On Tuesday our next step was to construct a wind tunnel similar to one I used at Dieu Donné Papermill in 1996 after I disastrously dampened some of their abaca paper. Each sheet is soaked in a water bath, toweled off, and interleaved with blotter. Each 15 sheets is further interleaved with a sheet of corrugated plastic to increase air flow, every 30 sheets is topped with a melamine board, and the whole post is wrapped in plastic that is taped around a box fan. The fan is left blowing over night and the post is topped with about 60 pounds of aluminum. When we opened the contraption up on Wednesday morning the paper was much more promising but it was still way too damp, and 1/2" wider than the dry dimension. After leaving the paper to air dry all day, I stacked the sheets before leaving and on Thursday morning they were beautiful, flat, and somehow still damp.

Realizing that we would need to dry the sheets further on a drying rack of some kind and that there is no room in my shop for a commercial drying rack of any kind, Nancy and I began further experiments on how to best hang the sheets for drying. After a few tests we set out to the lumber store and began work making some light weight drying racks that could be easily moved around the shop and hold enough paper for two press runs.

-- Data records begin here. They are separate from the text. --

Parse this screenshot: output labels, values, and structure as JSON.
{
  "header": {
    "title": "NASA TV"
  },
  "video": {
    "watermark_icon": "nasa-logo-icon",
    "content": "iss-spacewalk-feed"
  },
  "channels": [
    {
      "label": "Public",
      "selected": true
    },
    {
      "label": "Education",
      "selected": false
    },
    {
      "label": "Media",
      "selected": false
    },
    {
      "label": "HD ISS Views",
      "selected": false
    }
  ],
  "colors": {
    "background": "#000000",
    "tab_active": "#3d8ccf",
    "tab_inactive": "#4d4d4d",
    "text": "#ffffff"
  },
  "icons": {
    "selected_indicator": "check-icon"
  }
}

After a further hour hanging on the drying racks the paper was dry enough for printing.

The Allen Method stacks

The sheets after the Allen Method dampening

Nancy Loeber soaking and blotting the sheets after the Allen incident

Nancy soaking the sheets for the wind tunnel

Toweling off the sheet for the wind tunnel

The wind tunnel

Building the drying racks

Nancy stringing twine on the drying rack

Hanging sheets on the rack

The racks in the shop